▶ **Work required**
Your task is to copy each line of the material that holds the word "click".

________________

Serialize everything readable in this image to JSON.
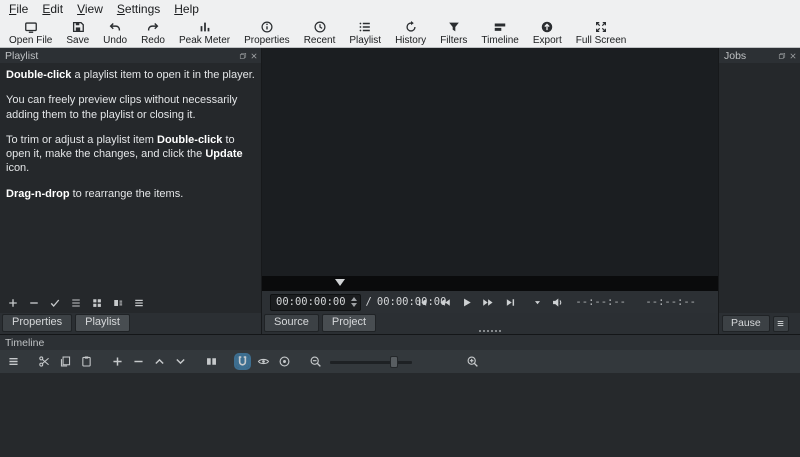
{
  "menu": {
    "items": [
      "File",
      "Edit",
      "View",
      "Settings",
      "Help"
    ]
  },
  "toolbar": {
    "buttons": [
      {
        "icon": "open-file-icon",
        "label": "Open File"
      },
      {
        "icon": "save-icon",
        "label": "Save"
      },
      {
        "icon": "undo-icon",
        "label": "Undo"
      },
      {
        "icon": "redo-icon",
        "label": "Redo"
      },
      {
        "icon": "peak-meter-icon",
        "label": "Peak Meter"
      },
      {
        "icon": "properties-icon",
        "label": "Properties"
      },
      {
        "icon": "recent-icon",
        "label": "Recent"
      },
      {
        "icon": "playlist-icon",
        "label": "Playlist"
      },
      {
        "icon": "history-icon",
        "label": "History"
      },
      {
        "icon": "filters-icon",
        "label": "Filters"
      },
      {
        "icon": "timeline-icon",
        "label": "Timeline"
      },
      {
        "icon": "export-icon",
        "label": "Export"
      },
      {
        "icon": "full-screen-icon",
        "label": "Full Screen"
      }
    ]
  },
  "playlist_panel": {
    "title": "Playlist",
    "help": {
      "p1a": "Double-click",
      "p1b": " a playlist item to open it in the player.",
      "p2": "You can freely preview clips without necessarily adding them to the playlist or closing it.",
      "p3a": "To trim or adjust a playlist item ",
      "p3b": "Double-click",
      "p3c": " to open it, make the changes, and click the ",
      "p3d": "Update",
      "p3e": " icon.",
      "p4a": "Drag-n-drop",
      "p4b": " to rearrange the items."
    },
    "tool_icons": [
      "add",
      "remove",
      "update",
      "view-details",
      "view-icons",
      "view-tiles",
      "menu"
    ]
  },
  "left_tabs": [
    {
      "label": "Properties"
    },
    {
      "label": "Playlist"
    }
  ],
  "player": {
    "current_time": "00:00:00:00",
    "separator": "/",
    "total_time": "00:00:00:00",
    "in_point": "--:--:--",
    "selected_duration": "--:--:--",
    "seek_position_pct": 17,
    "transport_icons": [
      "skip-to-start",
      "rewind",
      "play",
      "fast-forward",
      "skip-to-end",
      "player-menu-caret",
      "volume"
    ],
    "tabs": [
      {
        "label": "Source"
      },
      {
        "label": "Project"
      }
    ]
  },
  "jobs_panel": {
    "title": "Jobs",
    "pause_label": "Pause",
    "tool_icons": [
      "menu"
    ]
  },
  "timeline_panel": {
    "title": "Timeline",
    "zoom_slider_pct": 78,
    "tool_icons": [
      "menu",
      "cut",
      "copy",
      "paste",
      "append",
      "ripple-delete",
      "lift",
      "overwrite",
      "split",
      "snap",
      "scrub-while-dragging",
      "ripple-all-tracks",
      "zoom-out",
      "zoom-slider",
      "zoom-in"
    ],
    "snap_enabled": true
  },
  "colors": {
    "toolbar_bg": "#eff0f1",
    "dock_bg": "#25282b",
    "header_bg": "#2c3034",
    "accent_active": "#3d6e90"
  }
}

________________

▶ **Solution to this task**
      "p1a": "Double-click",
      "p3b": "Double-click",
      "p3c": " to open it, make the changes, and click the ",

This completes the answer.